** WHAT TO WORK ON **
Read the records below and copy each line that contains "title".

Saved entries
#####

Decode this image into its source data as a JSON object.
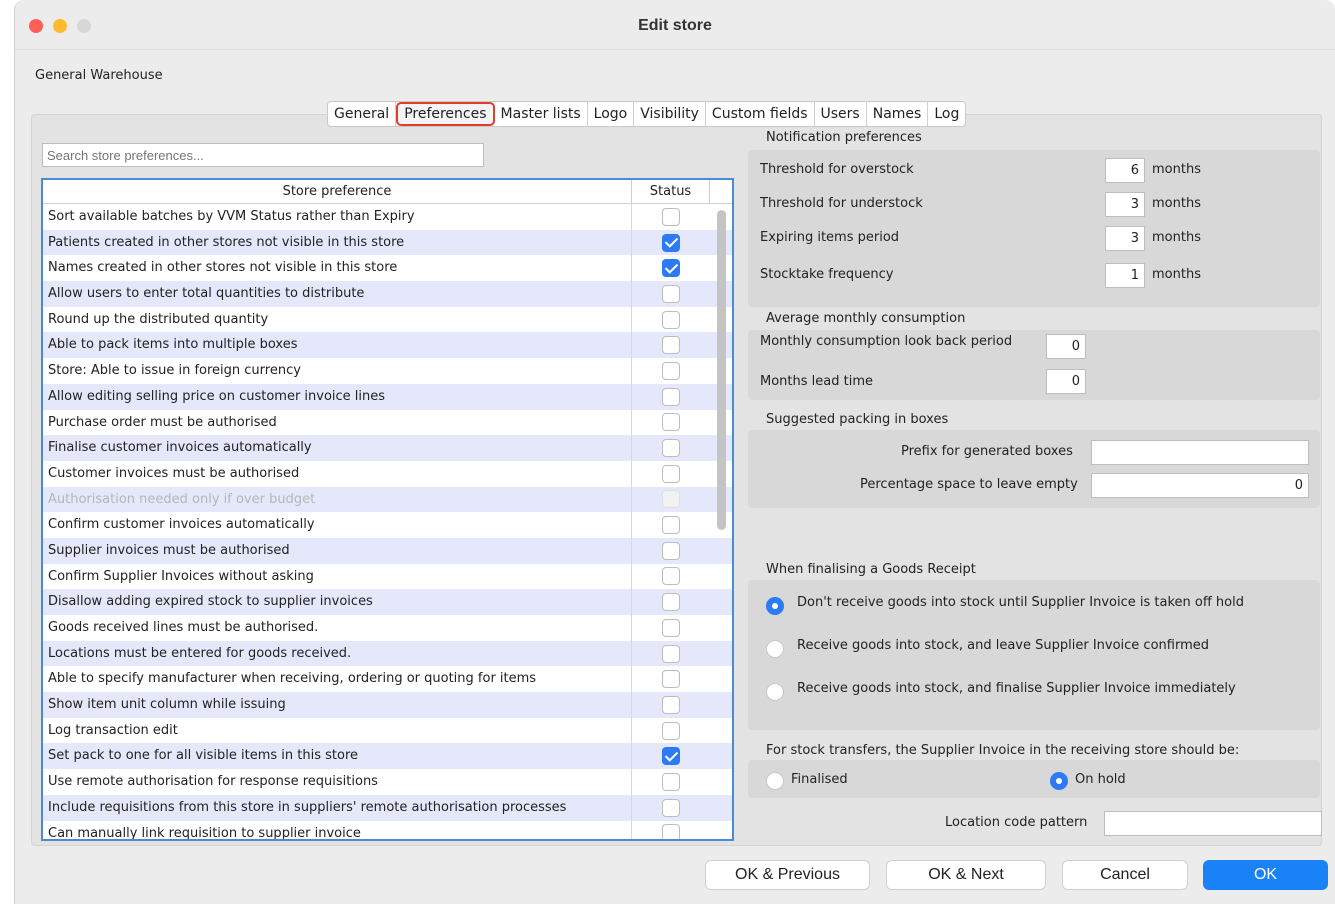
{
  "window": {
    "title": "Edit store"
  },
  "store_name": "General Warehouse",
  "tabs": [
    "General",
    "Preferences",
    "Master lists",
    "Logo",
    "Visibility",
    "Custom fields",
    "Users",
    "Names",
    "Log"
  ],
  "active_tab": "Preferences",
  "search": {
    "placeholder": "Search store preferences...",
    "value": ""
  },
  "table": {
    "headers": {
      "preference": "Store preference",
      "status": "Status"
    },
    "rows": [
      {
        "label": "Sort available batches by VVM Status rather than Expiry",
        "checked": false,
        "disabled": false
      },
      {
        "label": "Patients created in other stores not visible in this store",
        "checked": true,
        "disabled": false
      },
      {
        "label": "Names created in other stores not visible in this store",
        "checked": true,
        "disabled": false
      },
      {
        "label": "Allow users to enter total quantities to distribute",
        "checked": false,
        "disabled": false
      },
      {
        "label": "Round up the distributed quantity",
        "checked": false,
        "disabled": false
      },
      {
        "label": "Able to pack items into multiple boxes",
        "checked": false,
        "disabled": false
      },
      {
        "label": "Store: Able to issue in foreign currency",
        "checked": false,
        "disabled": false
      },
      {
        "label": "Allow editing selling price on customer invoice lines",
        "checked": false,
        "disabled": false
      },
      {
        "label": "Purchase order must be authorised",
        "checked": false,
        "disabled": false
      },
      {
        "label": "Finalise customer invoices automatically",
        "checked": false,
        "disabled": false
      },
      {
        "label": "Customer invoices must be authorised",
        "checked": false,
        "disabled": false
      },
      {
        "label": "Authorisation needed only if over budget",
        "checked": false,
        "disabled": true
      },
      {
        "label": "Confirm customer invoices automatically",
        "checked": false,
        "disabled": false
      },
      {
        "label": "Supplier invoices must be authorised",
        "checked": false,
        "disabled": false
      },
      {
        "label": "Confirm Supplier Invoices without asking",
        "checked": false,
        "disabled": false
      },
      {
        "label": "Disallow adding expired stock to supplier invoices",
        "checked": false,
        "disabled": false
      },
      {
        "label": "Goods received lines must be authorised.",
        "checked": false,
        "disabled": false
      },
      {
        "label": "Locations must be entered for goods received.",
        "checked": false,
        "disabled": false
      },
      {
        "label": "Able to specify manufacturer when receiving, ordering or quoting for items",
        "checked": false,
        "disabled": false
      },
      {
        "label": "Show item unit column while issuing",
        "checked": false,
        "disabled": false
      },
      {
        "label": "Log transaction edit",
        "checked": false,
        "disabled": false
      },
      {
        "label": "Set pack to one for all visible items in this store",
        "checked": true,
        "disabled": false
      },
      {
        "label": "Use remote authorisation for response requisitions",
        "checked": false,
        "disabled": false
      },
      {
        "label": "Include requisitions from this store in suppliers' remote authorisation processes",
        "checked": false,
        "disabled": false
      },
      {
        "label": "Can manually link requisition to supplier invoice",
        "checked": false,
        "disabled": false
      }
    ]
  },
  "notification": {
    "title": "Notification preferences",
    "overstock": {
      "label": "Threshold for overstock",
      "value": "6",
      "unit": "months"
    },
    "understock": {
      "label": "Threshold for understock",
      "value": "3",
      "unit": "months"
    },
    "expiring": {
      "label": "Expiring items period",
      "value": "3",
      "unit": "months"
    },
    "stocktake": {
      "label": "Stocktake frequency",
      "value": "1",
      "unit": "months"
    }
  },
  "amc": {
    "title": "Average monthly consumption",
    "lookback": {
      "label": "Monthly consumption look back period",
      "value": "0"
    },
    "leadtime": {
      "label": "Months lead time",
      "value": "0"
    }
  },
  "packing": {
    "title": "Suggested packing in boxes",
    "prefix": {
      "label": "Prefix for generated boxes",
      "value": ""
    },
    "space": {
      "label": "Percentage space to leave empty",
      "value": "0"
    }
  },
  "goods_receipt": {
    "title": "When finalising a Goods Receipt",
    "options": [
      "Don't receive goods into stock until Supplier Invoice is taken off hold",
      "Receive goods into stock, and leave Supplier Invoice confirmed",
      "Receive goods into stock, and finalise Supplier Invoice immediately"
    ],
    "selected": 0
  },
  "transfers": {
    "title": "For stock transfers, the Supplier Invoice in the receiving store should be:",
    "finalised": "Finalised",
    "on_hold": "On hold",
    "selected": "on_hold"
  },
  "location_code": {
    "label": "Location code pattern",
    "value": ""
  },
  "buttons": {
    "ok_previous": "OK & Previous",
    "ok_next": "OK & Next",
    "cancel": "Cancel",
    "ok": "OK"
  },
  "colors": {
    "accent": "#1a82f7",
    "table_border": "#4a8ad8",
    "active_tab_outline": "#e0402a",
    "row_alt": "#e5e8fb"
  }
}
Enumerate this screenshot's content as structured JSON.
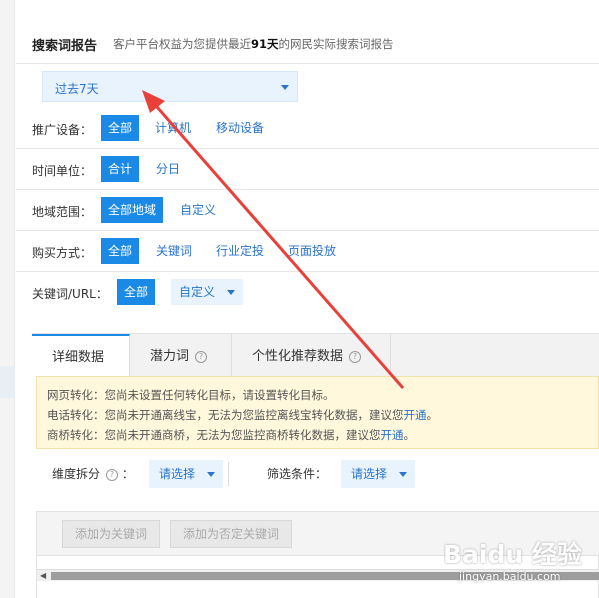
{
  "header": {
    "title": "搜索词报告",
    "desc_prefix": "客户平台权益为您提供最近",
    "desc_days": "91天",
    "desc_suffix": "的网民实际搜索词报告"
  },
  "date_range": {
    "value": "过去7天"
  },
  "filters": {
    "device": {
      "label": "推广设备：",
      "options": [
        "全部",
        "计算机",
        "移动设备"
      ]
    },
    "time_unit": {
      "label": "时间单位：",
      "options": [
        "合计",
        "分日"
      ]
    },
    "region": {
      "label": "地域范围：",
      "options": [
        "全部地域",
        "自定义"
      ]
    },
    "buy_mode": {
      "label": "购买方式：",
      "options": [
        "全部",
        "关键词",
        "行业定投",
        "页面投放"
      ]
    },
    "keyword_url": {
      "label": "关键词/URL：",
      "options": [
        "全部",
        "自定义"
      ]
    }
  },
  "tabs": [
    "详细数据",
    "潜力词",
    "个性化推荐数据"
  ],
  "notice": {
    "line1": "网页转化：您尚未设置任何转化目标，请设置转化目标。",
    "line2_text": "电话转化：您尚未开通离线宝，无法为您监控离线宝转化数据，建议您",
    "line2_link": "开通",
    "line2_end": "。",
    "line3_text": "商桥转化：您尚未开通商桥，无法为您监控商桥转化数据，建议您",
    "line3_link": "开通",
    "line3_end": "。"
  },
  "dimension": {
    "label": "维度拆分",
    "colon": "：",
    "value": "请选择"
  },
  "screen": {
    "label": "筛选条件：",
    "value": "请选择"
  },
  "actions": {
    "add_keyword": "添加为关键词",
    "add_negative": "添加为否定关键词"
  },
  "watermark": {
    "logo": "Baidu 经验",
    "url": "jingyan.baidu.com"
  },
  "colors": {
    "accent": "#1b8ae6",
    "link": "#2a74c9",
    "arrow": "#e8413a",
    "notice_bg": "#fff8dc"
  }
}
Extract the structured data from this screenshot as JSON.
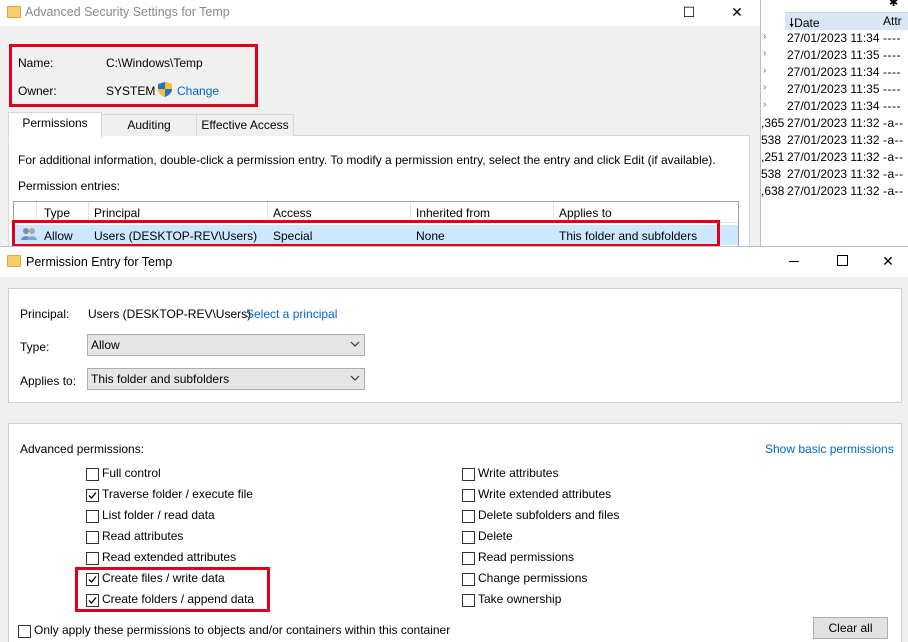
{
  "background_list": {
    "header_date": "Date",
    "header_attr": "Attr",
    "rows": [
      {
        "size": "",
        "date": "27/01/2023 11:34",
        "attr": "----"
      },
      {
        "size": "",
        "date": "27/01/2023 11:35",
        "attr": "----"
      },
      {
        "size": "",
        "date": "27/01/2023 11:34",
        "attr": "----"
      },
      {
        "size": "",
        "date": "27/01/2023 11:35",
        "attr": "----"
      },
      {
        "size": "",
        "date": "27/01/2023 11:34",
        "attr": "----"
      },
      {
        "size": ",365",
        "date": "27/01/2023 11:32",
        "attr": "-a--"
      },
      {
        "size": "538",
        "date": "27/01/2023 11:32",
        "attr": "-a--"
      },
      {
        "size": ",251",
        "date": "27/01/2023 11:32",
        "attr": "-a--"
      },
      {
        "size": "538",
        "date": "27/01/2023 11:32",
        "attr": "-a--"
      },
      {
        "size": ",638",
        "date": "27/01/2023 11:32",
        "attr": "-a--"
      }
    ]
  },
  "advanced_window": {
    "title": "Advanced Security Settings for Temp",
    "name_label": "Name:",
    "name_value": "C:\\Windows\\Temp",
    "owner_label": "Owner:",
    "owner_value": "SYSTEM",
    "change_link": "Change",
    "tabs": [
      "Permissions",
      "Auditing",
      "Effective Access"
    ],
    "info_text": "For additional information, double-click a permission entry. To modify a permission entry, select the entry and click Edit (if available).",
    "entries_label": "Permission entries:",
    "columns": [
      "Type",
      "Principal",
      "Access",
      "Inherited from",
      "Applies to"
    ],
    "selected_row": {
      "type": "Allow",
      "principal": "Users (DESKTOP-REV\\Users)",
      "access": "Special",
      "inherited": "None",
      "applies": "This folder and subfolders"
    }
  },
  "permission_window": {
    "title": "Permission Entry for Temp",
    "principal_label": "Principal:",
    "principal_value": "Users (DESKTOP-REV\\Users)",
    "select_principal_link": "Select a principal",
    "type_label": "Type:",
    "type_value": "Allow",
    "applies_label": "Applies to:",
    "applies_value": "This folder and subfolders",
    "advanced_label": "Advanced permissions:",
    "show_basic_link": "Show basic permissions",
    "left_permissions": [
      {
        "label": "Full control",
        "checked": false
      },
      {
        "label": "Traverse folder / execute file",
        "checked": true
      },
      {
        "label": "List folder / read data",
        "checked": false
      },
      {
        "label": "Read attributes",
        "checked": false
      },
      {
        "label": "Read extended attributes",
        "checked": false
      },
      {
        "label": "Create files / write data",
        "checked": true
      },
      {
        "label": "Create folders / append data",
        "checked": true
      }
    ],
    "right_permissions": [
      {
        "label": "Write attributes",
        "checked": false
      },
      {
        "label": "Write extended attributes",
        "checked": false
      },
      {
        "label": "Delete subfolders and files",
        "checked": false
      },
      {
        "label": "Delete",
        "checked": false
      },
      {
        "label": "Read permissions",
        "checked": false
      },
      {
        "label": "Change permissions",
        "checked": false
      },
      {
        "label": "Take ownership",
        "checked": false
      }
    ],
    "only_apply_label": "Only apply these permissions to objects and/or containers within this container",
    "only_apply_checked": false,
    "clear_all_label": "Clear all"
  },
  "colors": {
    "highlight_red": "#e0001b",
    "link_blue": "#0066cc",
    "selection_blue": "#cce8ff"
  }
}
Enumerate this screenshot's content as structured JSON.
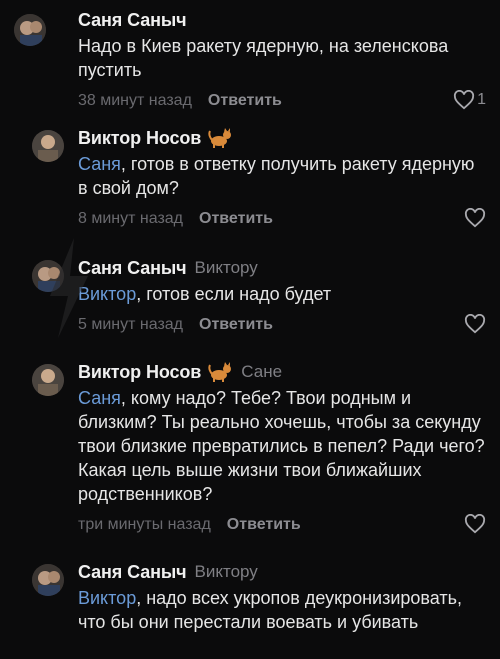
{
  "comments": [
    {
      "author": "Саня Саныч",
      "reply_to": "",
      "mention": "",
      "text": "Надо в Киев ракету ядерную, на зеленскова пустить",
      "time": "38 минут назад",
      "reply_label": "Ответить",
      "likes": "1",
      "has_emoji": false
    },
    {
      "author": "Виктор Носов",
      "reply_to": "",
      "mention": "Саня",
      "text": ", готов в ответку получить ракету ядерную в свой дом?",
      "time": "8 минут назад",
      "reply_label": "Ответить",
      "likes": "",
      "has_emoji": true
    },
    {
      "author": "Саня Саныч",
      "reply_to": "Виктору",
      "mention": "Виктор",
      "text": ", готов если надо будет",
      "time": "5 минут назад",
      "reply_label": "Ответить",
      "likes": "",
      "has_emoji": false
    },
    {
      "author": "Виктор Носов",
      "reply_to": "Сане",
      "mention": "Саня",
      "text": ", кому надо? Тебе? Твои родным и близким? Ты реально хочешь, чтобы за секунду твои близкие превратились в пепел? Ради чего? Какая цель выше жизни твои ближайших родственников?",
      "time": "три минуты назад",
      "reply_label": "Ответить",
      "likes": "",
      "has_emoji": true
    },
    {
      "author": "Саня Саныч",
      "reply_to": "Виктору",
      "mention": "Виктор",
      "text": ", надо всех укропов деукронизировать, что бы они перестали воевать и убивать",
      "time": "",
      "reply_label": "",
      "likes": "",
      "has_emoji": false
    }
  ],
  "icons": {
    "like": "heart-outline-icon",
    "badge": "cat-emoji-icon"
  },
  "colors": {
    "background": "#0b0b0c",
    "mention": "#6b9bd8",
    "muted": "#6a6a6f"
  }
}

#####

** ANSWER TO THIS EXERCISE **
    "title": "Edit store"
    "title": "Notification preferences",
    "title": "Average monthly consumption",
    "title": "Suggested packing in boxes",
    "title": "When finalising a Goods Receipt",
    "title": "For stock transfers, the Supplier Invoice in the receiving store should be:",
    "title": "搜索词报告",
    "title": "Advanced Security Settings for Temp",
    "title": "Permission Entry for Temp",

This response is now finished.